The manufacturing industry is constantly evolving to stay competitive. With changing regulations and increased costs, manufacturing companies have had to put a significant emphasis on creating well organized, more efficient manufacturing processes. One major change is the transition from mass production to lean manufacturing, and Six Sigma.
Lean manufacturing and Six Sigma share similar goals: to improve productivity while minimizing waste. There are many similarities between these two concepts, but you should also know the key differences before integrating them into your company’s strategy for improvement.
What is Lean Manufacturing?
Lean manufacturing focuses on reducing waste, increasing customer satisfaction, and improving process quality while keeping costs low. This is accomplished through the “lean” principle of eliminating any excess steps that don’t work to create value for customers.
The primary goal of lean manufacturing is to create the highest possible level of output, without sacrificing product quality.
What is Six Sigma?
Six Sigma’s main objective is to consistently increase the quality of products. Six Sigma focuses on minimizing product defects, thereby increasing productivity and profitability. Six Sigma is a data-driven approach to manufacturing.
Companies collect information on their production lines and use it as feedback to improve efficiency by minimizing defects or errors. The Six Sigma mindset relies heavily on numbers. It uses statistical analysis and systems with specific metrics to reach its goals.
What are the Differences Between Lean Manufacturing and Six Sigma?
Lean manufacturing and Six Sigma share many commonalities, and the methods often overlap. However, there are certain elements that differentiate the two techniques.The most basic difference between lean manufacturing and Six Sigma is how much emphasis each puts on cost reduction versus process improvement.
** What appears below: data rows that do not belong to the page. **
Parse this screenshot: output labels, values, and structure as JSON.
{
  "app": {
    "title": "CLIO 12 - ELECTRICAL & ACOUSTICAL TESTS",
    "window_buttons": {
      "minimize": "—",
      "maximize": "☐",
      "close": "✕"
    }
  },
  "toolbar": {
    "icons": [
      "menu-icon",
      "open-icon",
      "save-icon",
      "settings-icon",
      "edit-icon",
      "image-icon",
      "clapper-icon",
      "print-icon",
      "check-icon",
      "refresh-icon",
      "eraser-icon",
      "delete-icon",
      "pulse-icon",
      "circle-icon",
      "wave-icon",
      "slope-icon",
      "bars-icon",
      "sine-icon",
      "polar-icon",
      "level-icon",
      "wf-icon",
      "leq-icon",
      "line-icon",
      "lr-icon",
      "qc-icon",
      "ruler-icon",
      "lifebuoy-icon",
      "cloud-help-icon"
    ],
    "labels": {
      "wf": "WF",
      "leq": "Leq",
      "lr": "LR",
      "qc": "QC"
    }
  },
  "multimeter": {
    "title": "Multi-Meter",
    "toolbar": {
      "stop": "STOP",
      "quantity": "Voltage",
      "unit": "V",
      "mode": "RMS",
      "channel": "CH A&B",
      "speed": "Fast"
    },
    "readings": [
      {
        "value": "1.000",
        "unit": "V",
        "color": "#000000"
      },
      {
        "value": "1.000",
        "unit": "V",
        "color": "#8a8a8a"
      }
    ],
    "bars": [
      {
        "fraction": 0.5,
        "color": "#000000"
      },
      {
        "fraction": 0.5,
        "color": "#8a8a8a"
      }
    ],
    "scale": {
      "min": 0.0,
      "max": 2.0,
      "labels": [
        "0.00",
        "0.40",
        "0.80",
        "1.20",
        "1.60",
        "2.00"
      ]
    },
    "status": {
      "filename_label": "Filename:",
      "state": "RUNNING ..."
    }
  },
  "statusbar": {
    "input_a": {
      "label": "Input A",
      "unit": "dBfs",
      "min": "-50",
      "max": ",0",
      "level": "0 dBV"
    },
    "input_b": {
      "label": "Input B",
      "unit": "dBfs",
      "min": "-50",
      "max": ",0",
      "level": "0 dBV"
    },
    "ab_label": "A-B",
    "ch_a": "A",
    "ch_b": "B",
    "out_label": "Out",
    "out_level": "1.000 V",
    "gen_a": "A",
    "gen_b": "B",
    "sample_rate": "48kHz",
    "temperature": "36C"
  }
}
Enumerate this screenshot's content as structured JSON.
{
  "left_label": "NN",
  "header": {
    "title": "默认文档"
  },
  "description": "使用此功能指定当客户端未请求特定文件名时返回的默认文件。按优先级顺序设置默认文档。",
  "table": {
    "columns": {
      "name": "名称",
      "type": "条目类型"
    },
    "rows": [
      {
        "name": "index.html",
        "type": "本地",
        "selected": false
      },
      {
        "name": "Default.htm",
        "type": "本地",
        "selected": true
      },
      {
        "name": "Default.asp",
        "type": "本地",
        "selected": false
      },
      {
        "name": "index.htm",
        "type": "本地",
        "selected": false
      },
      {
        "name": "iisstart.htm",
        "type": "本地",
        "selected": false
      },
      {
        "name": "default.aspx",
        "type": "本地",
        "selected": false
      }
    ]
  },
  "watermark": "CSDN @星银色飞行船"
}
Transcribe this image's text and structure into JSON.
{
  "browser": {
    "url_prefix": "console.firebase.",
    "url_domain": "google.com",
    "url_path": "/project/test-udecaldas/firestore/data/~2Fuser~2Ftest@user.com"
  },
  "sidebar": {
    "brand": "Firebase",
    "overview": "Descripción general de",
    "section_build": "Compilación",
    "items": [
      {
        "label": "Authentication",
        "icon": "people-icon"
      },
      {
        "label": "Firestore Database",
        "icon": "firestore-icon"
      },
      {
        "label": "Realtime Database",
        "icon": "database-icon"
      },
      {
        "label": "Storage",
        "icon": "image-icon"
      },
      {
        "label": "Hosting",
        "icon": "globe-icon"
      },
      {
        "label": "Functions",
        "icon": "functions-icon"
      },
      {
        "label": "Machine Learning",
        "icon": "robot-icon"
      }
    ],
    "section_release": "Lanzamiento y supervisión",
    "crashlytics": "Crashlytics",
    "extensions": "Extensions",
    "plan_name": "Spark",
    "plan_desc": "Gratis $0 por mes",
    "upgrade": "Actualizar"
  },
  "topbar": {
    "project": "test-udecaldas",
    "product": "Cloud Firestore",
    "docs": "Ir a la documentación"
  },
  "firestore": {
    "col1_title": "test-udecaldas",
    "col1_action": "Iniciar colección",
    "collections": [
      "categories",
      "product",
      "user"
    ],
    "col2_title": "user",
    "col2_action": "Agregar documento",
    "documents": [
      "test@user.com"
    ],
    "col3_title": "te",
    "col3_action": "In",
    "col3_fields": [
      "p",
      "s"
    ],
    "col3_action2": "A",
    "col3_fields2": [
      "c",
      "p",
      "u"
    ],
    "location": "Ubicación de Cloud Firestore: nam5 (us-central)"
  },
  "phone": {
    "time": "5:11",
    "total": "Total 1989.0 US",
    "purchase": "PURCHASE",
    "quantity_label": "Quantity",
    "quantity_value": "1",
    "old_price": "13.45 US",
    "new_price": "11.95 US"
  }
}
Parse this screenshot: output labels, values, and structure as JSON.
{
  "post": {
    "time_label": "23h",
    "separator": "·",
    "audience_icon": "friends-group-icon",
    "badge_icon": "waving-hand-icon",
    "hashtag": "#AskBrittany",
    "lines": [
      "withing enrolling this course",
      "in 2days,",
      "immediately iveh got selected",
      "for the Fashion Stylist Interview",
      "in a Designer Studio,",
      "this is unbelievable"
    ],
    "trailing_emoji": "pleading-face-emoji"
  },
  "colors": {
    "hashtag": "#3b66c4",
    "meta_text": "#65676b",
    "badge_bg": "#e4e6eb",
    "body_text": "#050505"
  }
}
Lean manufacturing concentrates its efforts on eliminating waste through continuous improvements made at every level of the organization. Six Sigma seeks mainly to reduce defect rates to improve product quality.
How to Best Achieve Lean Manufacturing Goals?
Once you decide that you want to focus on either lean or six sigma manufacturing, the next step is figuring out how to get there. One of the best ways to do this is to implement a manufacturing execution system. A manufacturing execution system is a technology that assists in manufacturing, tracking, and shipping goods.
A manufacturing execution system can help you track inventories, order supplies or raw materials before they’re needed, and ensure they are delivered to your company on time. These platforms also help with production schedules and work orders.
VersaCall is an MES provider that offers robust Andon systems which allow for a seamless transition into lean manufacturing by using visual cues from all areas on the factory floor through unique Andon technology. The benefits are twofold; less waste is created due to better processes, and quality is improved through lower defect rates.
If you are looking for ways to increase productivity in your manufacturing processes, consider incorporating either lean manufacturing or Six Sigma principles. Although they have core differences, both focus on improving productivity and minimizing waste.
Be sure to do thorough research before converting to either approach. If you are looking for help in streamlining this part of your business, consider purchasing a manufacturing execution system. An MES can support lean manufacturing, and Six Sigma processes by simplifying implementation and increasing milestone achievement.